July 9, 2008

By Jonathan Edwards

Free live music, fresh food from award-winning restaurants and strong drink will highlight the 2nd Annual Bastille Day Festival this Saturday evening at the intersection of Esplanade Avenue and Ponce de Leon Street.

The Faubourg-St. John Merchants Association will close off the 3100 block of Ponce de Leon Street from 5 p.m. to 9 p.m. for the street fair, which will feature an arts and crafts table for children, the bands Vavavoom and The String Beans, and petanque, a French lawn game similar to bocce.

“Last year was a lot of fun—huge turnout. The music is great. It was just packed. We’re all looking forward to it,” said Erin Peacock, the co-owner of Lux, a high-end spa on Ponce de Leon Street.

Peacock estimated that 500 people showed up last year. She expects an even higher turnout this year since the New Orleans Convention and Visitors Bureau listed the event on their Web site. Katrinafilm features a three-minute video and photo montage of last year’s festivites.

Nearly a dozen neighborhood businesses will have booths offering fair-goers everything from fine cuisine, to wine and beer, to tee-shirts and soap.

Laurent Rochereux is a sous-chef at Café Degas, a neighborhood French bistro known for top-notch dining, and said they will serve a white bean and duck confit salad topped with a cherry vinagrette.

Chris Reel is the executive chef at la Vita, an Italian restaurant just down the street. His street-fair fare will include an eclectic combination of köfte (Turkish-style meatballs), along with Creole tomato gazpacho, a Mediterranean salad served with a lemon vinagrette, and margaritas. Prices will range from four to six dollars.

Fair Grinds Coffeehouse will serve ice cream sandwiches in a variety of flavors, including Creole cream cheese, “a local favorite” according to Robert Thompson, the coffee shop’s co-owner.
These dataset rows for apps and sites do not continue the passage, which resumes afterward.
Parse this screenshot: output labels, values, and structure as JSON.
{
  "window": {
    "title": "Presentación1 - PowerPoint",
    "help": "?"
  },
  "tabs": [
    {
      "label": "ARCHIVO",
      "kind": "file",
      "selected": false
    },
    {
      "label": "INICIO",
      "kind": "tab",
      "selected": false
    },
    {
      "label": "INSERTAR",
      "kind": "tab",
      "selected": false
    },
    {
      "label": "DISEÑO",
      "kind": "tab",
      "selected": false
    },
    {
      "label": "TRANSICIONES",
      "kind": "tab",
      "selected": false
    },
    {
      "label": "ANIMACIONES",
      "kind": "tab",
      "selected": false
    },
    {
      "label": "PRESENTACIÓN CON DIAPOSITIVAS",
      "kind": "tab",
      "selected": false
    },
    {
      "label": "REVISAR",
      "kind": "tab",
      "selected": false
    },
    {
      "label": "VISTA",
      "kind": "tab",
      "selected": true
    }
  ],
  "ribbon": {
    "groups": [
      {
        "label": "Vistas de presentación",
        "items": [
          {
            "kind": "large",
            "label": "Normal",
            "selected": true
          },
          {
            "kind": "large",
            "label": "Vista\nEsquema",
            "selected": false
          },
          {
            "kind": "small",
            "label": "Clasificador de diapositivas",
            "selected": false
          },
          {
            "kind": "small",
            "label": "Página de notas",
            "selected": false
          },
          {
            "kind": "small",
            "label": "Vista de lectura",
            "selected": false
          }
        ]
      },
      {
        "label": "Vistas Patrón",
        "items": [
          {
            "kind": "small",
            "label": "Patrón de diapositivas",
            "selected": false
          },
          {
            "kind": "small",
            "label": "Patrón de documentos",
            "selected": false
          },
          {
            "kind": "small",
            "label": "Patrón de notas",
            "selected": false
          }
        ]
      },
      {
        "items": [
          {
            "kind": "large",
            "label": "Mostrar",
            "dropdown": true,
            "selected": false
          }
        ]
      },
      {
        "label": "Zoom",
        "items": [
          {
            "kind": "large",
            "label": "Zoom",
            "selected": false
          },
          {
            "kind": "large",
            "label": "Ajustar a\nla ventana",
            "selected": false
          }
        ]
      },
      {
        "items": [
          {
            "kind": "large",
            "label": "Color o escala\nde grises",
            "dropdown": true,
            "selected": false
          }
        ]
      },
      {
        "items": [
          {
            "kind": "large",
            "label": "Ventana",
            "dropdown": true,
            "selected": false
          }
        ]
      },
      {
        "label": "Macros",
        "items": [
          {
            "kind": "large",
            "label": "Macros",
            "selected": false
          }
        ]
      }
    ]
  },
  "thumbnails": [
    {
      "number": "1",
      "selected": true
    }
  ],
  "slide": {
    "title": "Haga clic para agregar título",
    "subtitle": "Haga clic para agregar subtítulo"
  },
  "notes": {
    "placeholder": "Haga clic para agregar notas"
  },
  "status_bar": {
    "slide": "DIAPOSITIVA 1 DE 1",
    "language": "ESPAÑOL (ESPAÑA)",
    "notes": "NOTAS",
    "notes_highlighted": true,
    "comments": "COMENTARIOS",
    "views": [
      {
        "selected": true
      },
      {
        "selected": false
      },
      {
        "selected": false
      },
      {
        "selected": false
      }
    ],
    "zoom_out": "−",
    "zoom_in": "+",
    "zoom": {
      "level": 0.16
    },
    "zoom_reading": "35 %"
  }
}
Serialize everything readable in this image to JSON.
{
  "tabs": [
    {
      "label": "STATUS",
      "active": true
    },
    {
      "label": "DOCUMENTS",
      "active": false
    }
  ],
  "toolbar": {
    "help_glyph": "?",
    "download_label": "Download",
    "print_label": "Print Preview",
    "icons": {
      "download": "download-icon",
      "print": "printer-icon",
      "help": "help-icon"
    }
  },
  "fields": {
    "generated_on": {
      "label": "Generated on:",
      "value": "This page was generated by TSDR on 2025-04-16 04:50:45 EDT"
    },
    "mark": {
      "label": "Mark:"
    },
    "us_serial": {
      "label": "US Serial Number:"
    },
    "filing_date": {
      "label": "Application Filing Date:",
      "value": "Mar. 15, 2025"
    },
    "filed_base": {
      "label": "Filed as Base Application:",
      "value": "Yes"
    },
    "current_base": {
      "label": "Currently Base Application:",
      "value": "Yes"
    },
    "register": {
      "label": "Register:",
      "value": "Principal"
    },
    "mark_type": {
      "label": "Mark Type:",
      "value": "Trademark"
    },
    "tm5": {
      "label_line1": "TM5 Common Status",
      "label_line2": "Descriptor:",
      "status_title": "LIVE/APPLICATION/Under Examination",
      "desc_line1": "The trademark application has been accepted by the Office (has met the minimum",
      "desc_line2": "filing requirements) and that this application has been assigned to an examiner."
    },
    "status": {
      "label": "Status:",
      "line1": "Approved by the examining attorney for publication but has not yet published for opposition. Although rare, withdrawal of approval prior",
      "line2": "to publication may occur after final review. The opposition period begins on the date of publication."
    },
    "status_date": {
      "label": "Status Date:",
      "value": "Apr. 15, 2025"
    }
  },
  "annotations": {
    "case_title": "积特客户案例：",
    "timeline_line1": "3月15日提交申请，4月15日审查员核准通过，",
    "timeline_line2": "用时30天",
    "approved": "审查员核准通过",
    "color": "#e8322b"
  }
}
The festival is not only a chance to buy things, but also an opportunity for neighbors and local businesses to come together.

“This is a very active community in this neighborhood,” said Peacock. “People are very supportive of the businesses here. It’s a very positive thing for everybody. It doesn’t take much for people to decide they want to have a party.”